On the day of the Joust the historical procession marches on parade through the ancient and most beautiful streets of Arezzo, before entering Piazza Grande – one of the most characteristic ancient squares in Italy – where the tournament takes place. After the performance of the flag juggling and after the reading of the challenge to “Buratto, King of the Indies”, the exciting joust begins. Two horsemen from each quarter charge against the huge effigy of the Saracen according to the draw and, by striking his shield with their lancers, try to get the best score. Once the Saracen is hit by the lance he starts rotating and threatens the horseman with a heavy whip armed with lead and leather balls.
The quarter obtaining the highest score wins the “Golden Lance”.
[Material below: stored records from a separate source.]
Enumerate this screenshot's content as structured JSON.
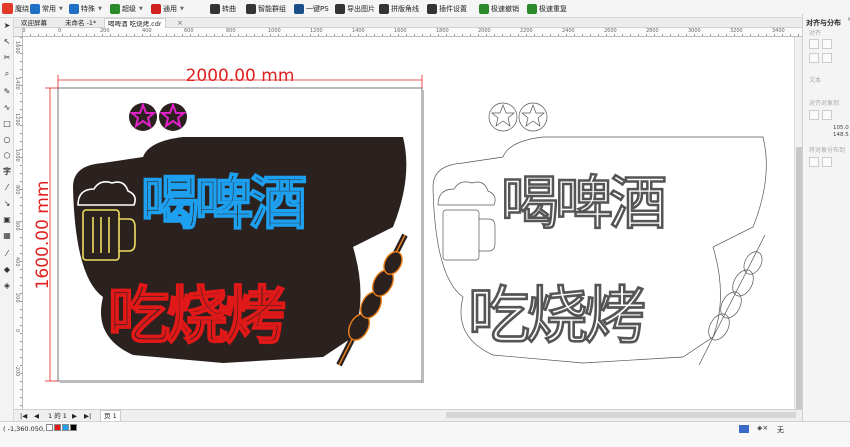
{
  "window": {
    "title": "魔绕"
  },
  "toolbar": {
    "items": [
      {
        "label": "常用",
        "icon": "common-icon",
        "color": "#1f6fc5",
        "dropdown": true
      },
      {
        "label": "特殊",
        "icon": "special-icon",
        "color": "#1f6fc5",
        "dropdown": true
      },
      {
        "label": "超级",
        "icon": "super-icon",
        "color": "#2a8a2a",
        "dropdown": true
      },
      {
        "label": "通用",
        "icon": "general-icon",
        "color": "#d02020",
        "dropdown": true
      },
      {
        "label": "转曲",
        "icon": "curve-icon",
        "color": "#333333",
        "dropdown": false
      },
      {
        "label": "智能群组",
        "icon": "smart-group-icon",
        "color": "#333333",
        "dropdown": false
      },
      {
        "label": "一键PS",
        "icon": "ps-icon",
        "color": "#1a4f8a",
        "dropdown": false
      },
      {
        "label": "导出图片",
        "icon": "export-image-icon",
        "color": "#333333",
        "dropdown": false
      },
      {
        "label": "拼版角线",
        "icon": "crop-mark-icon",
        "color": "#333333",
        "dropdown": false
      },
      {
        "label": "插件设置",
        "icon": "settings-icon",
        "color": "#333333",
        "dropdown": false
      },
      {
        "label": "极速撤销",
        "icon": "undo-icon",
        "color": "#2a8a2a",
        "dropdown": false
      },
      {
        "label": "极速重复",
        "icon": "redo-icon",
        "color": "#2a8a2a",
        "dropdown": false
      }
    ]
  },
  "tabs": [
    {
      "label": "欢迎屏幕",
      "active": false
    },
    {
      "label": "未命名 -1*",
      "active": false
    },
    {
      "label": "喝啤酒 吃烧烤.cdr",
      "active": true
    }
  ],
  "ruler": {
    "h_labels": [
      "200",
      "0",
      "200",
      "400",
      "600",
      "800",
      "1000",
      "1200",
      "1400",
      "1600",
      "1800",
      "2000",
      "2200",
      "2400",
      "2600",
      "2800",
      "3000",
      "3200",
      "3400"
    ],
    "v_labels": [
      "1600",
      "1400",
      "1200",
      "1000",
      "800",
      "600",
      "400",
      "200",
      "0",
      "-200"
    ]
  },
  "artwork": {
    "width_dim": "2000.00 mm",
    "height_dim": "1600.00 mm",
    "title_line1": "喝啤酒",
    "title_line2": "吃烧烤",
    "outline_line1": "喝啤酒",
    "outline_line2": "吃烧烤",
    "colors": {
      "beer_text": "#1ea0f0",
      "bbq_text": "#e01818",
      "stars": "#e020c8",
      "mug": "#f0e060",
      "skewer": "#f08018",
      "dim": "#e02020"
    }
  },
  "pagebar": {
    "page_info": "1 的 1",
    "page_tab": "页 1"
  },
  "status": {
    "coords": "( -1,360.050, -401.6...",
    "fill_label": "无"
  },
  "panel": {
    "title": "对齐与分布",
    "section1": "对齐",
    "section2": "文本",
    "section3": "对齐对象到",
    "section4": "将对象分布到",
    "val_x": "105.0",
    "val_y": "148.5"
  }
}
The Saracen Joust is organized by the Municipality of Arezzo through a special institution whose governing body (the managing council) is chaired by the Major of Arezzo, but also includes the presidents (“Rettori”) of the four competing quarters. The jousting day starts in the morning, when the town’s Herald reads the proclamation of the joust challenge, and then continues with a colorful procession of 350 costume characters and 27 horses parading along the streets of Arezzo. The topic moment of the parade is the blessing of the men-at-arms, which takes place on the steps of the Duomo and is given by the Bishop of Arezzo. The knights’ tournament is held in the precious scenario of “Piazza Grande”, guided by the “Maestro di Campo” and preceded by the costume characters and the town’s ancient banners entering the square accompanied by the sound of trumpets and drums.
Some important moments can be defined at this stage of the event: the highest authorities of the Joust entering the square (the magistrates, the Jury, the quarters’ presidents), the performance of flag-wavers, the jousters galloping into the racing field, each knight representing an ancient noble family of Arezzo, the knights’ arrangement on the “lizza” (jousting track), the Herald reading the Challeng of Buratto (a poetic composition written in octaves in the 17th century), the crossbowmen and the soldiers greeting the crowd shouting “Arezzo”, the magistrates’ authorization to run the joust and finally the Joust’s musicians playing the Saracen Hymn, composed by Giuseppe Pietri (1886-1946). Then, the real competition starts.
The rules of the tournament are contained in “technical regulations” that repeat – virtually unchanged – the Chapters for the Buratto Joust dating back to 1677. They are easy to understand, and yet worded in such a way as to guarantee a long-lasting suspence. The outcome of the fight between the Christian knights and the “Infidel” is undecided until the very last moment due to dramatic turns of events. For instance, jousters may be disqualified if they ride accidentally off the jousting track, or their scores may be doubled if their lance breaks after violently hitting the Saracen.
In these years the popularity of the historic re-enactment of the Saracen Joust of Arezzo has greatly grown – even abroad – thanks to the evocative setting that makes it unique.
Along with the Joust, visitors coming to this ancient Tuscan town can discover many other pearls of this territory, from the Etruscan-Roman art to the art of Piero della Francesca and the architecture of Giorgio Vasari, as well as many other cultural attractions.
- Servizio Turismo, Giostra del Saracino e Folclore
- Via della Bicchieraia, 26 52100 Arezzo
- Tel : 0575/377462-463 fax :0575/377464
- E-mail : email@example.com
- Sito Web : www.giostradelsaracinoarezzo.it
By: Paolo Borgogni, Area Turismo – Comune di Arezzo